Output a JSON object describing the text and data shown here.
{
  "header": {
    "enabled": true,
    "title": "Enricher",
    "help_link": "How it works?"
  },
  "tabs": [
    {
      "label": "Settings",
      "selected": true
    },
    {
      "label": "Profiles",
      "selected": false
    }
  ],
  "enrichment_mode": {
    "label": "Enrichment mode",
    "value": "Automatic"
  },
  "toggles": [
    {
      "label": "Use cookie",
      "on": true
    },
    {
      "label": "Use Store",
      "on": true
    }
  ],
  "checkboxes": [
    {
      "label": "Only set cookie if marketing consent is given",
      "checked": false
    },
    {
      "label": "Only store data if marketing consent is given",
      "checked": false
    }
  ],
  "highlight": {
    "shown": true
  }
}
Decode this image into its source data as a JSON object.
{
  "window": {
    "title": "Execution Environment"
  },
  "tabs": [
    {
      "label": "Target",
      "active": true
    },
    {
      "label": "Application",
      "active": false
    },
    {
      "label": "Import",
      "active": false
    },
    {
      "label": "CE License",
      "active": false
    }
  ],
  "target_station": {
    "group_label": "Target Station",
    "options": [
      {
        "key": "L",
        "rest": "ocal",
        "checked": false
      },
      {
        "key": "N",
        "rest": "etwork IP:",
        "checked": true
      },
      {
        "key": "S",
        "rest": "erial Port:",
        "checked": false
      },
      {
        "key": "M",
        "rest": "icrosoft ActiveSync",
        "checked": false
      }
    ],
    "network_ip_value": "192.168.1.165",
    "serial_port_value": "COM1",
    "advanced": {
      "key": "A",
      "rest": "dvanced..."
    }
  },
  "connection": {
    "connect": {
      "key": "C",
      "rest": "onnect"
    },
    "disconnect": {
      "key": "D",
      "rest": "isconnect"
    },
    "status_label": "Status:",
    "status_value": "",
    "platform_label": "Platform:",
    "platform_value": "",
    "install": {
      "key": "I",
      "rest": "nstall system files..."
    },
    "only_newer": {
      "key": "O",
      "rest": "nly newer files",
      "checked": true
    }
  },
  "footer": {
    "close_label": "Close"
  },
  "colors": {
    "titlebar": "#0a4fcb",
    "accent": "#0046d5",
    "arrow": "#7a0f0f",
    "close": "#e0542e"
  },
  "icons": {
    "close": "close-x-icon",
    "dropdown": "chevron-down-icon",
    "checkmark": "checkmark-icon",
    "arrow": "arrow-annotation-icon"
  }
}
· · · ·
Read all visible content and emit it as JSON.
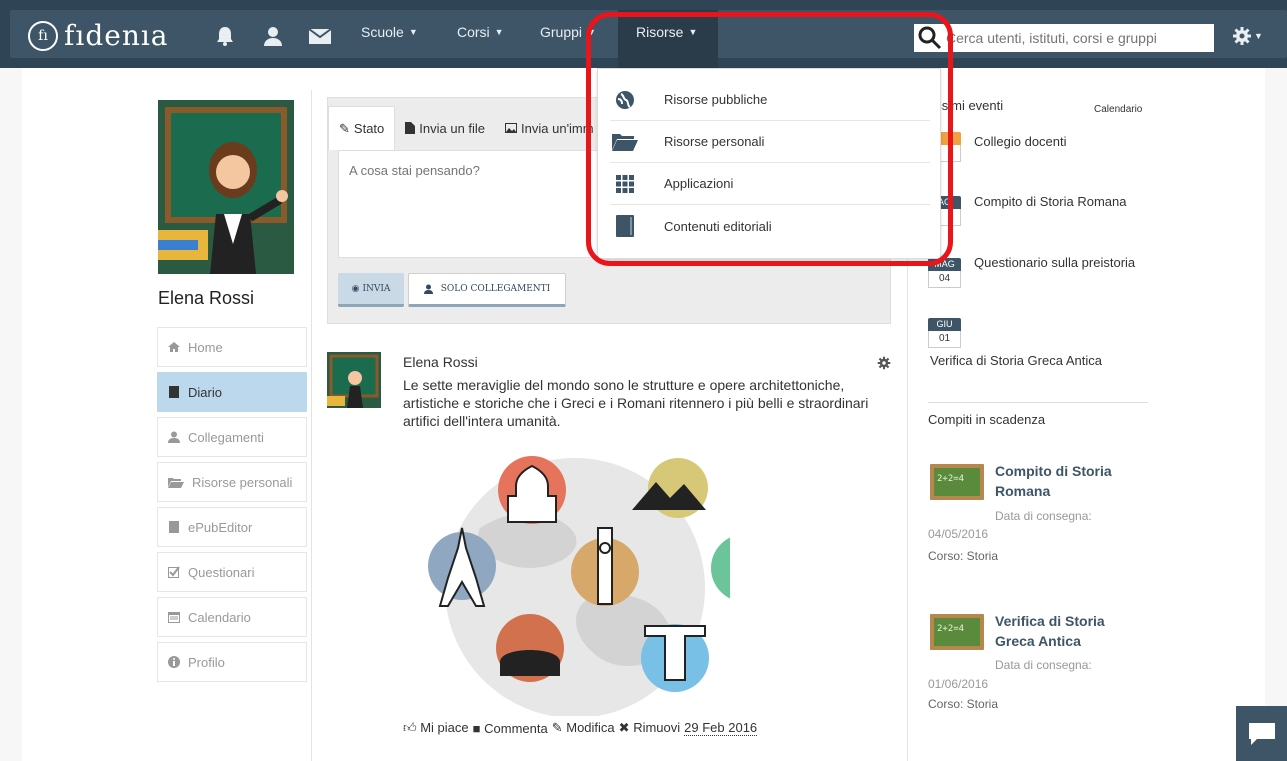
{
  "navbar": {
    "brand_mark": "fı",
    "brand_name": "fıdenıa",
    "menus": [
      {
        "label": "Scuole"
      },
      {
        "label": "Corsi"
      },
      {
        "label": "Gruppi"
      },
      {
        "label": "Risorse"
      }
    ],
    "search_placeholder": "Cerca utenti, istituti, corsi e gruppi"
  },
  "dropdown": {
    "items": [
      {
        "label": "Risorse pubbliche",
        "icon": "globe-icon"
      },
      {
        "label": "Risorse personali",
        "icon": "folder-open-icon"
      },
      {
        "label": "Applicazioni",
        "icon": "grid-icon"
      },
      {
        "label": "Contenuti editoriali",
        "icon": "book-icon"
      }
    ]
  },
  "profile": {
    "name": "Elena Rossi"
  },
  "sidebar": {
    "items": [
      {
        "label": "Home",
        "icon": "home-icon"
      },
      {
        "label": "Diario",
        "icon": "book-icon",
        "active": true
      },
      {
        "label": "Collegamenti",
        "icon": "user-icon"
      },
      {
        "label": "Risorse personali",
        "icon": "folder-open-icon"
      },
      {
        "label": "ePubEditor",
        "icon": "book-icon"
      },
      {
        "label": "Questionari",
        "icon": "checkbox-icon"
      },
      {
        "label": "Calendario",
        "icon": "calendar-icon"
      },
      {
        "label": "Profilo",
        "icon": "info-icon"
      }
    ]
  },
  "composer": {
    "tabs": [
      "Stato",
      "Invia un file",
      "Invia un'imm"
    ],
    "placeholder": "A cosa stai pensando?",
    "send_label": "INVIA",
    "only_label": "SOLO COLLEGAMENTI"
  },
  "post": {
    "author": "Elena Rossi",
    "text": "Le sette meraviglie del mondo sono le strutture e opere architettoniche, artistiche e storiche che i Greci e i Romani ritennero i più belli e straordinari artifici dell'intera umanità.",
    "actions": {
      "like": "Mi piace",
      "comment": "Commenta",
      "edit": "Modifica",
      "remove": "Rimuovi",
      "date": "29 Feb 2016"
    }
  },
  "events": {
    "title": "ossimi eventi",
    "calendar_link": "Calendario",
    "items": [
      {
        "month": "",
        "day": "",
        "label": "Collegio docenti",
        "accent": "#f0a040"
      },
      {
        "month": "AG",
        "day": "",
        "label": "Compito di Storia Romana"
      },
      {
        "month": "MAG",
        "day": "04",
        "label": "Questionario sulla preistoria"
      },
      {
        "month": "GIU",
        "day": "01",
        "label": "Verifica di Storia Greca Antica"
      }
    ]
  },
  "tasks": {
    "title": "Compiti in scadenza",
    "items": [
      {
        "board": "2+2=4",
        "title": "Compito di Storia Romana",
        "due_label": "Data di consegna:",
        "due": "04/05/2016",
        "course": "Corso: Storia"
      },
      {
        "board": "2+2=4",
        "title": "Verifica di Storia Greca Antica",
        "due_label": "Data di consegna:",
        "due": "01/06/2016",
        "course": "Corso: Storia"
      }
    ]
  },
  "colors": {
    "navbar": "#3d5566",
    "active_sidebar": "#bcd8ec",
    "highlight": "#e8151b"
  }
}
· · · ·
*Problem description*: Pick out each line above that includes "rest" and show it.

*Task response*:
        "rest": "ocal",
        "rest": "etwork IP:",
        "rest": "erial Port:",
        "rest": "icrosoft ActiveSync",
      "rest": "dvanced..."
      "rest": "onnect"
      "rest": "isconnect"
      "rest": "nstall system files..."
      "rest": "nly newer files",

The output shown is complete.